● **Work instructions**
Please retype the data below line for line and leave out every picture.

● **Data to process**
=== Section Start ===

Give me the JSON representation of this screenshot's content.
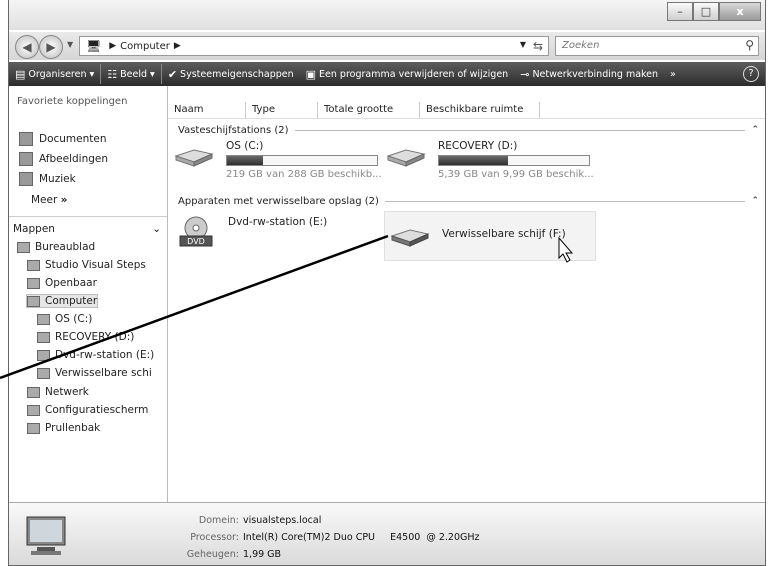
{
  "window": {
    "buttons": {
      "minimize": "–",
      "maximize": "□",
      "close": "x"
    }
  },
  "address": {
    "crumb": "Computer",
    "search_placeholder": "Zoeken"
  },
  "toolbar": {
    "organize": "Organiseren ▾",
    "views": "Beeld ▾",
    "system_props": "Systeemeigenschappen",
    "uninstall": "Een programma verwijderen of wijzigen",
    "map_drive": "Netwerkverbinding maken",
    "more": "»",
    "help": "?"
  },
  "sidebar": {
    "favorites_header": "Favoriete koppelingen",
    "favorites": [
      {
        "label": "Documenten",
        "icon": "documents-icon"
      },
      {
        "label": "Afbeeldingen",
        "icon": "pictures-icon"
      },
      {
        "label": "Muziek",
        "icon": "music-icon"
      }
    ],
    "more_label": "Meer",
    "more_arrows": "»",
    "folders_header": "Mappen",
    "folders_chevron": "⌄",
    "tree": [
      {
        "label": "Bureaublad",
        "icon": "desktop-icon"
      },
      {
        "label": "Studio Visual Steps",
        "icon": "user-folder-icon"
      },
      {
        "label": "Openbaar",
        "icon": "public-folder-icon"
      },
      {
        "label": "Computer",
        "icon": "computer-icon"
      },
      {
        "label": "OS (C:)",
        "icon": "hard-drive-icon"
      },
      {
        "label": "RECOVERY (D:)",
        "icon": "hard-drive-icon"
      },
      {
        "label": "Dvd-rw-station (E:)",
        "icon": "dvd-drive-icon"
      },
      {
        "label": "Verwisselbare schi",
        "icon": "removable-drive-icon"
      },
      {
        "label": "Netwerk",
        "icon": "network-icon"
      },
      {
        "label": "Configuratiescherm",
        "icon": "control-panel-icon"
      },
      {
        "label": "Prullenbak",
        "icon": "recycle-bin-icon"
      }
    ]
  },
  "columns": [
    "Naam",
    "Type",
    "Totale grootte",
    "Beschikbare ruimte"
  ],
  "groups": {
    "hard_drives": "Vasteschijfstations (2)",
    "removable": "Apparaten met verwisselbare opslag (2)",
    "collapse_icon": "⌃"
  },
  "drives": [
    {
      "name": "OS (C:)",
      "free_text": "219 GB van 288 GB beschikb...",
      "used_fraction": 0.24
    },
    {
      "name": "RECOVERY (D:)",
      "free_text": "5,39 GB van 9,99 GB beschik...",
      "used_fraction": 0.46
    }
  ],
  "devices": [
    {
      "name": "Dvd-rw-station (E:)",
      "badge": "DVD"
    },
    {
      "name": "Verwisselbare schijf (F:)"
    }
  ],
  "details": {
    "domain_label": "Domein:",
    "domain_value": "visualsteps.local",
    "cpu_label": "Processor:",
    "cpu_value": "Intel(R) Core(TM)2 Duo CPU     E4500  @ 2.20GHz",
    "mem_label": "Geheugen:",
    "mem_value": "1,99 GB"
  }
}
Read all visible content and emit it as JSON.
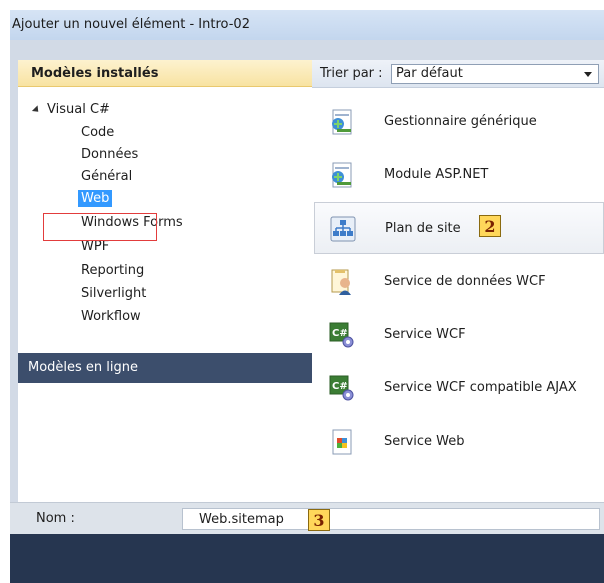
{
  "window": {
    "title": "Ajouter un nouvel élément - Intro-02"
  },
  "left_panel": {
    "header": "Modèles installés",
    "tree_root": "Visual C#",
    "categories": [
      {
        "label": "Code"
      },
      {
        "label": "Données"
      },
      {
        "label": "Général"
      },
      {
        "label": "Web",
        "selected": true
      },
      {
        "label": "Windows Forms"
      },
      {
        "label": "WPF"
      },
      {
        "label": "Reporting"
      },
      {
        "label": "Silverlight"
      },
      {
        "label": "Workflow"
      }
    ],
    "online_header": "Modèles en ligne"
  },
  "sort": {
    "label": "Trier par :",
    "value": "Par défaut"
  },
  "templates": [
    {
      "label": "Gestionnaire générique",
      "icon": "generic-handler-icon"
    },
    {
      "label": "Module ASP.NET",
      "icon": "aspnet-module-icon"
    },
    {
      "label": "Plan de site",
      "icon": "sitemap-icon",
      "selected": true
    },
    {
      "label": "Service de données WCF",
      "icon": "wcf-data-service-icon"
    },
    {
      "label": "Service WCF",
      "icon": "wcf-service-icon"
    },
    {
      "label": "Service WCF compatible AJAX",
      "icon": "ajax-wcf-service-icon"
    },
    {
      "label": "Service Web",
      "icon": "web-service-icon"
    }
  ],
  "name_field": {
    "label": "Nom :",
    "value": "Web.sitemap"
  },
  "annotations": {
    "step2": "2",
    "step3": "3"
  }
}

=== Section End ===

● **Task output**
Give me the JSON representation of this screenshot's content.
{
  "window": {
    "buttons": {
      "minimize": "–",
      "maximize": "□",
      "close": "x"
    }
  },
  "address": {
    "crumb": "Computer",
    "search_placeholder": "Zoeken"
  },
  "toolbar": {
    "organize": "Organiseren ▾",
    "views": "Beeld ▾",
    "system_props": "Systeemeigenschappen",
    "uninstall": "Een programma verwijderen of wijzigen",
    "map_drive": "Netwerkverbinding maken",
    "more": "»",
    "help": "?"
  },
  "sidebar": {
    "favorites_header": "Favoriete koppelingen",
    "favorites": [
      {
        "label": "Documenten",
        "icon": "documents-icon"
      },
      {
        "label": "Afbeeldingen",
        "icon": "pictures-icon"
      },
      {
        "label": "Muziek",
        "icon": "music-icon"
      }
    ],
    "more_label": "Meer",
    "more_arrows": "»",
    "folders_header": "Mappen",
    "folders_chevron": "⌄",
    "tree": [
      {
        "label": "Bureaublad",
        "icon": "desktop-icon"
      },
      {
        "label": "Studio Visual Steps",
        "icon": "user-folder-icon"
      },
      {
        "label": "Openbaar",
        "icon": "public-folder-icon"
      },
      {
        "label": "Computer",
        "icon": "computer-icon"
      },
      {
        "label": "OS (C:)",
        "icon": "hard-drive-icon"
      },
      {
        "label": "RECOVERY (D:)",
        "icon": "hard-drive-icon"
      },
      {
        "label": "Dvd-rw-station (E:)",
        "icon": "dvd-drive-icon"
      },
      {
        "label": "Verwisselbare schi",
        "icon": "removable-drive-icon"
      },
      {
        "label": "Netwerk",
        "icon": "network-icon"
      },
      {
        "label": "Configuratiescherm",
        "icon": "control-panel-icon"
      },
      {
        "label": "Prullenbak",
        "icon": "recycle-bin-icon"
      }
    ]
  },
  "columns": [
    "Naam",
    "Type",
    "Totale grootte",
    "Beschikbare ruimte"
  ],
  "groups": {
    "hard_drives": "Vasteschijfstations (2)",
    "removable": "Apparaten met verwisselbare opslag (2)",
    "collapse_icon": "⌃"
  },
  "drives": [
    {
      "name": "OS (C:)",
      "free_text": "219 GB van 288 GB beschikb...",
      "used_fraction": 0.24
    },
    {
      "name": "RECOVERY (D:)",
      "free_text": "5,39 GB van 9,99 GB beschik...",
      "used_fraction": 0.46
    }
  ],
  "devices": [
    {
      "name": "Dvd-rw-station (E:)",
      "badge": "DVD"
    },
    {
      "name": "Verwisselbare schijf (F:)"
    }
  ],
  "details": {
    "domain_label": "Domein:",
    "domain_value": "visualsteps.local",
    "cpu_label": "Processor:",
    "cpu_value": "Intel(R) Core(TM)2 Duo CPU     E4500  @ 2.20GHz",
    "mem_label": "Geheugen:",
    "mem_value": "1,99 GB"
  }
}
Read all visible content and emit it as JSON.
{
  "window": {
    "title": "Ajouter un nouvel élément - Intro-02"
  },
  "left_panel": {
    "header": "Modèles installés",
    "tree_root": "Visual C#",
    "categories": [
      {
        "label": "Code"
      },
      {
        "label": "Données"
      },
      {
        "label": "Général"
      },
      {
        "label": "Web",
        "selected": true
      },
      {
        "label": "Windows Forms"
      },
      {
        "label": "WPF"
      },
      {
        "label": "Reporting"
      },
      {
        "label": "Silverlight"
      },
      {
        "label": "Workflow"
      }
    ],
    "online_header": "Modèles en ligne"
  },
  "sort": {
    "label": "Trier par :",
    "value": "Par défaut"
  },
  "templates": [
    {
      "label": "Gestionnaire générique",
      "icon": "generic-handler-icon"
    },
    {
      "label": "Module ASP.NET",
      "icon": "aspnet-module-icon"
    },
    {
      "label": "Plan de site",
      "icon": "sitemap-icon",
      "selected": true
    },
    {
      "label": "Service de données WCF",
      "icon": "wcf-data-service-icon"
    },
    {
      "label": "Service WCF",
      "icon": "wcf-service-icon"
    },
    {
      "label": "Service WCF compatible AJAX",
      "icon": "ajax-wcf-service-icon"
    },
    {
      "label": "Service Web",
      "icon": "web-service-icon"
    }
  ],
  "name_field": {
    "label": "Nom :",
    "value": "Web.sitemap"
  },
  "annotations": {
    "step2": "2",
    "step3": "3"
  }
}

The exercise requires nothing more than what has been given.